  • History of Linn County Iowa by Luther A. Brewer and Barthinius L. Wick The Pioneer Publishing Company(1911 copyright expired) This searchable and pdf downloadable book was scanned into the public domain by Google books.

This article was sourced from Creative Commons Attribution-ShareAlike License; additional terms may apply. World Heritage Encyclopedia content is assembled from numerous content providers, Open Access Publishing, and in compliance with The Fair Access to Science and Technology Research Act (FASTR), Wikimedia Foundation, Inc., Public Library of Science, The Encyclopedia of Life, Open Book Publishers (OBP), PubMed, U.S. National Library of Medicine, National Center for Biotechnology Information, U.S. National Library of Medicine, National Institutes of Health (NIH), U.S. Department of Health & Human Services, and, which sources content from all federal, state, local, tribal, and territorial government publication portals (.gov, .mil, .edu). Funding for and content contributors is made possible from the U.S. Congress, E-Government Act of 2002.
Crowd sourced content that is contributed to World Heritage Encyclopedia is peer reviewed and edited by our editorial staff to ensure quality scholarly research articles.
By using this site, you agree to the Terms of Use and Privacy Policy. World Heritage Encyclopedia™ is a registered trademark of the World Public Library Association, a non-profit organization.

Copyright © World Library Foundation.
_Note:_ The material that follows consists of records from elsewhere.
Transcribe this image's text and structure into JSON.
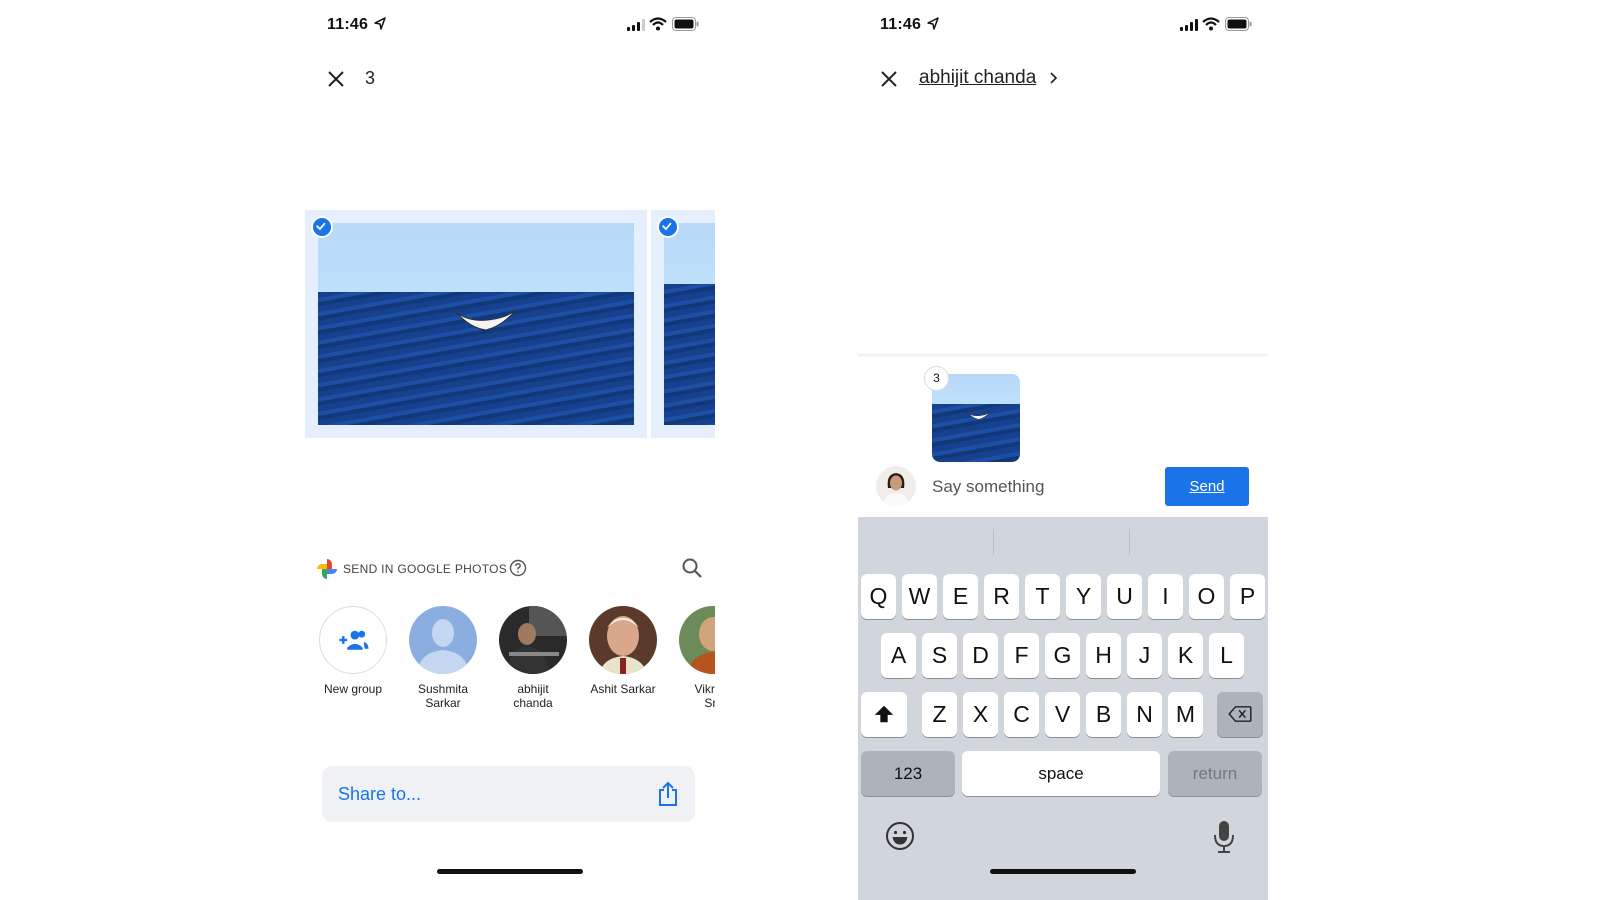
{
  "left_screen": {
    "status": {
      "time": "11:46"
    },
    "header": {
      "selected_count": "3"
    },
    "photos": [
      {
        "description": "Whale tail in ocean",
        "selected": true
      },
      {
        "description": "Ocean photo",
        "selected": true
      }
    ],
    "send_section": {
      "label": "SEND IN GOOGLE PHOTOS",
      "icons": {
        "logo": "google-photos-pinwheel",
        "help": "help-circle-icon",
        "search": "search-icon"
      }
    },
    "contacts": [
      {
        "name": "New group",
        "type": "new-group"
      },
      {
        "name": "Sushmita Sarkar",
        "type": "placeholder"
      },
      {
        "name": "abhijit chanda",
        "type": "photo"
      },
      {
        "name": "Ashit Sarkar",
        "type": "photo"
      },
      {
        "name": "Vikram Srii",
        "type": "photo",
        "partially_visible": true,
        "visible_text": "Vikı Srii"
      }
    ],
    "share_to": {
      "label": "Share to...",
      "icon": "share-icon"
    }
  },
  "right_screen": {
    "status": {
      "time": "11:46"
    },
    "header": {
      "recipient": "abhijit chanda"
    },
    "attachment": {
      "count_badge": "3"
    },
    "composer": {
      "placeholder": "Say something",
      "value": "",
      "send_label": "Send"
    },
    "keyboard": {
      "row1": [
        "Q",
        "W",
        "E",
        "R",
        "T",
        "Y",
        "U",
        "I",
        "O",
        "P"
      ],
      "row2": [
        "A",
        "S",
        "D",
        "F",
        "G",
        "H",
        "J",
        "K",
        "L"
      ],
      "row3": [
        "Z",
        "X",
        "C",
        "V",
        "B",
        "N",
        "M"
      ],
      "numbers_label": "123",
      "space_label": "space",
      "return_label": "return"
    }
  },
  "colors": {
    "accent": "#1a73e8",
    "selection_bg": "#e6effd",
    "keyboard_bg": "#d1d5dc"
  }
}
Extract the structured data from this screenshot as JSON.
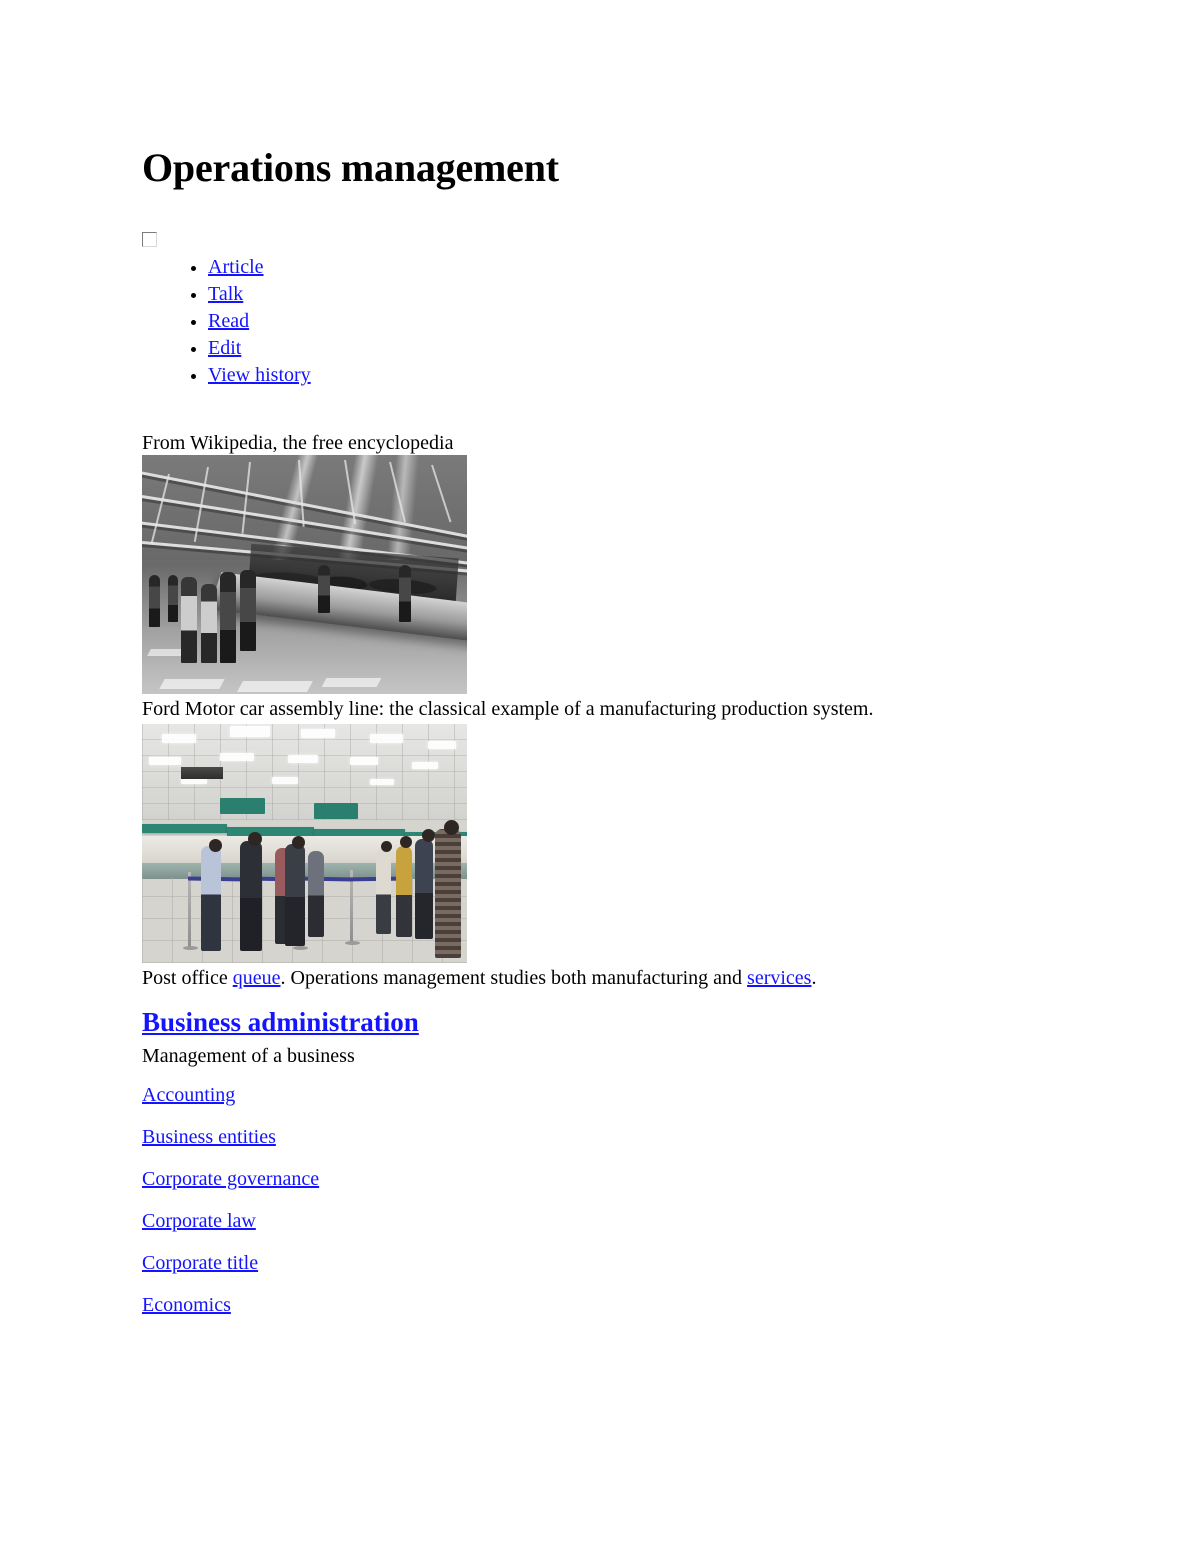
{
  "page": {
    "title": "Operations management",
    "source_line": "From Wikipedia, the free encyclopedia"
  },
  "namespace_tabs": [
    {
      "label": "Article"
    },
    {
      "label": "Talk"
    }
  ],
  "view_tabs": [
    {
      "label": "Read"
    },
    {
      "label": "Edit"
    },
    {
      "label": "View history"
    }
  ],
  "figures": [
    {
      "alt": "Ford Motor car assembly line",
      "caption": "Ford Motor car assembly line: the classical example of a manufacturing production system."
    },
    {
      "alt": "Post office queue",
      "caption_part_1": "Post office ",
      "caption_link_1": "queue",
      "caption_part_2": ". Operations management studies both manufacturing and ",
      "caption_link_2": "services",
      "caption_part_3": "."
    }
  ],
  "infobox": {
    "heading": "Business administration",
    "subtitle": "Management of a business",
    "links": [
      {
        "label": "Accounting"
      },
      {
        "label": "Business entities"
      },
      {
        "label": "Corporate governance"
      },
      {
        "label": "Corporate law"
      },
      {
        "label": "Corporate title"
      },
      {
        "label": "Economics"
      }
    ]
  },
  "colors": {
    "link": "#1414ff",
    "text": "#000000",
    "background": "#ffffff",
    "counter_teal": "#2d8574",
    "queue_rope": "#3b3f8f"
  }
}
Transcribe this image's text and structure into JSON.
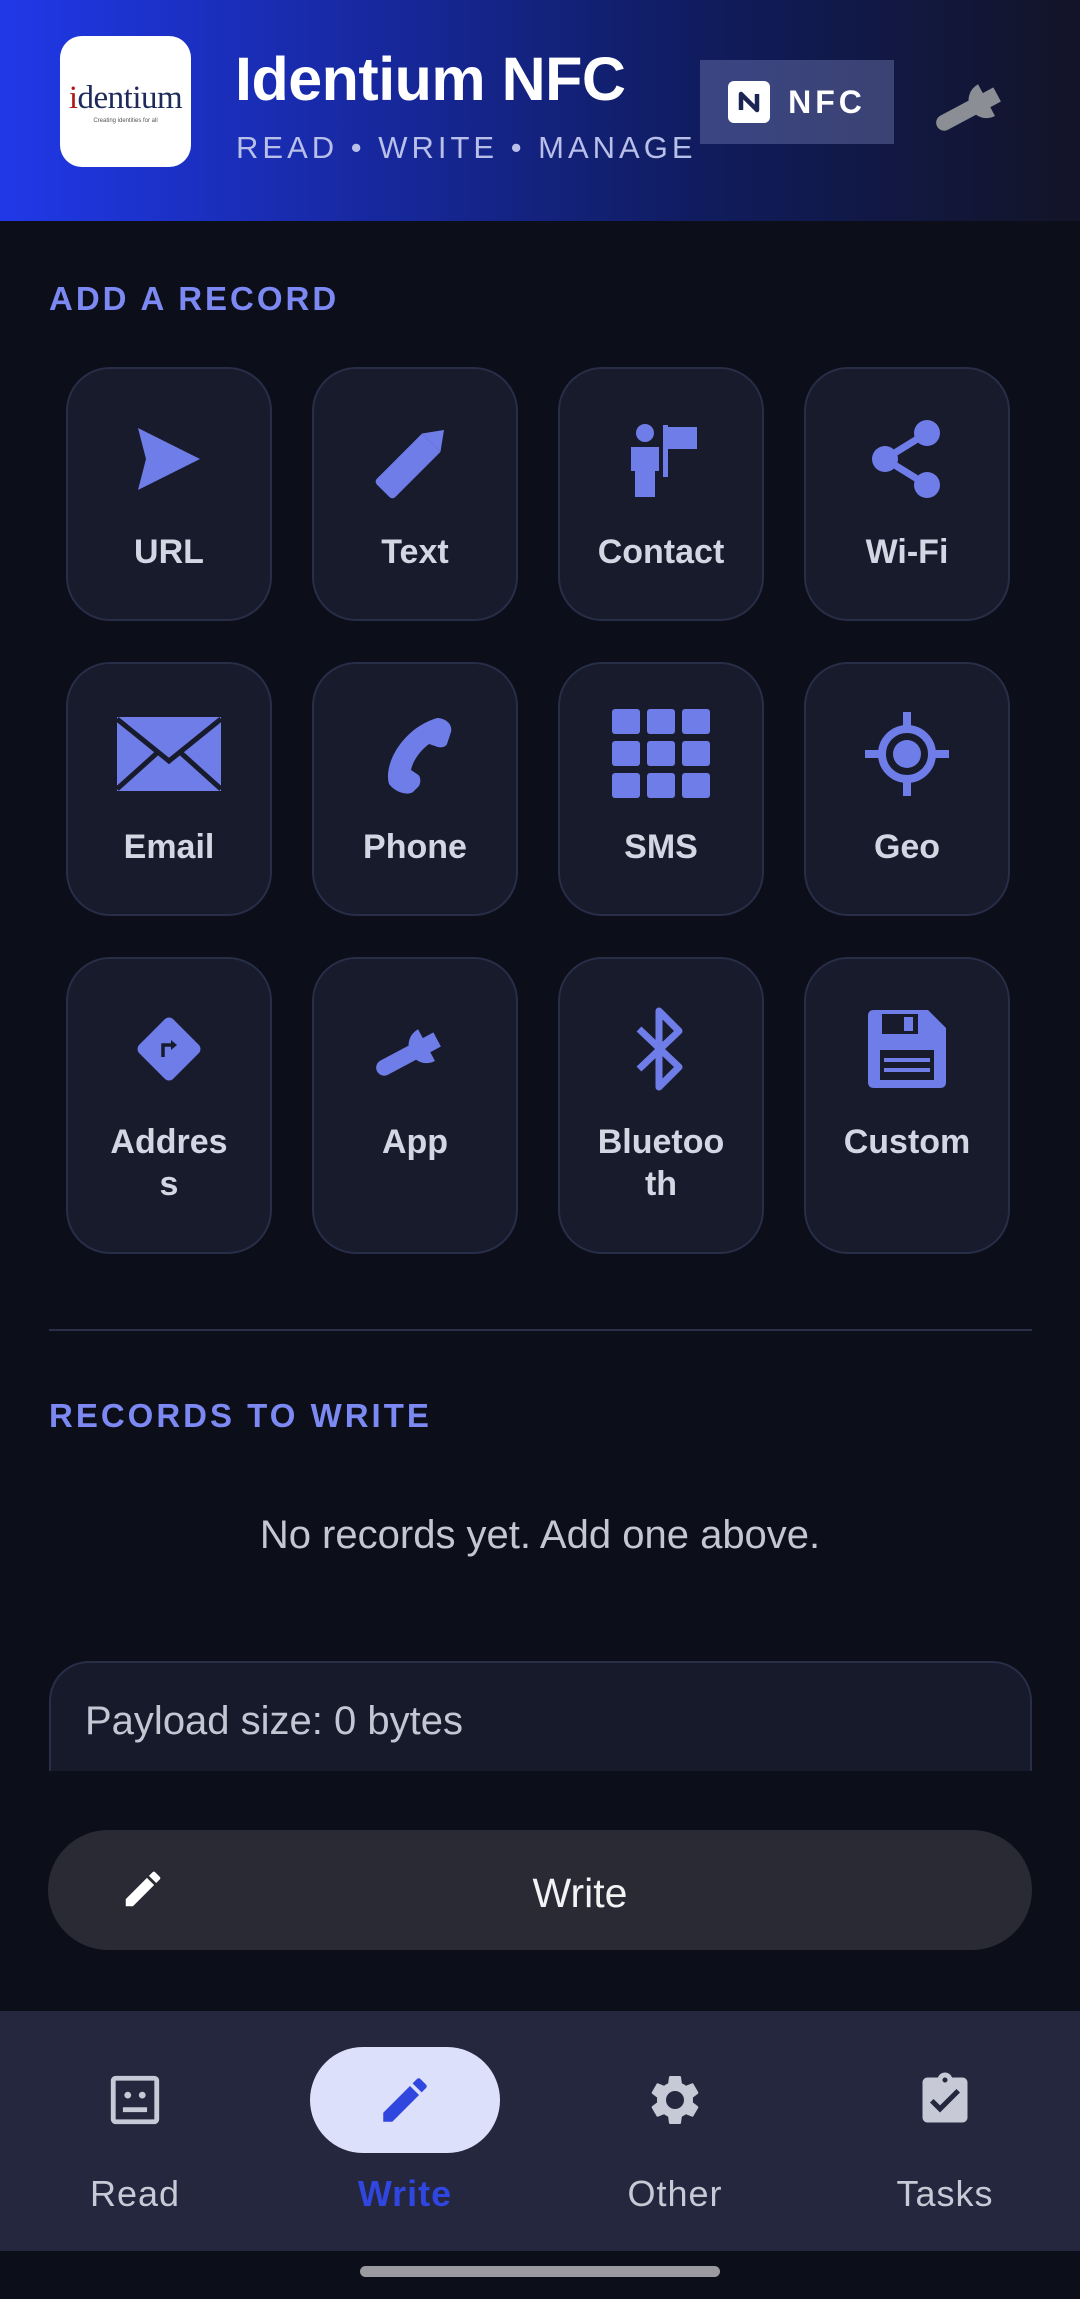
{
  "header": {
    "logo_text": "identium",
    "logo_tagline": "Creating identities for all",
    "title": "Identium NFC",
    "subtitle": "READ • WRITE • MANAGE",
    "nfc_badge": "NFC"
  },
  "add_record": {
    "heading": "ADD A RECORD",
    "tiles": [
      {
        "label": "URL",
        "icon": "send-icon"
      },
      {
        "label": "Text",
        "icon": "pencil-icon"
      },
      {
        "label": "Contact",
        "icon": "contact-icon"
      },
      {
        "label": "Wi-Fi",
        "icon": "share-icon"
      },
      {
        "label": "Email",
        "icon": "envelope-icon"
      },
      {
        "label": "Phone",
        "icon": "phone-icon"
      },
      {
        "label": "SMS",
        "icon": "grid-icon"
      },
      {
        "label": "Geo",
        "icon": "crosshair-icon"
      },
      {
        "label": "Address",
        "icon": "directions-icon"
      },
      {
        "label": "App",
        "icon": "wrench-icon"
      },
      {
        "label": "Bluetooth",
        "icon": "bluetooth-icon"
      },
      {
        "label": "Custom",
        "icon": "floppy-icon"
      }
    ]
  },
  "records": {
    "heading": "RECORDS TO WRITE",
    "empty_message": "No records yet. Add one above.",
    "payload_size": "Payload size: 0 bytes"
  },
  "write_button": {
    "label": "Write"
  },
  "nav": {
    "items": [
      {
        "label": "Read",
        "icon": "read-icon"
      },
      {
        "label": "Write",
        "icon": "pencil-icon"
      },
      {
        "label": "Other",
        "icon": "gear-icon"
      },
      {
        "label": "Tasks",
        "icon": "clipboard-check-icon"
      }
    ],
    "active": "Write"
  },
  "colors": {
    "accent": "#7c89f3",
    "icon": "#6f7de8",
    "background": "#0c0e19",
    "active_nav": "#3046e0"
  }
}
All rights reserved. eBooks from Hawaii eBook Library are sponsored by the World Library Foundation,
a 501c(4) Member's Support Non-Profit Organization, and is NOT affiliated with any governmental agency or department.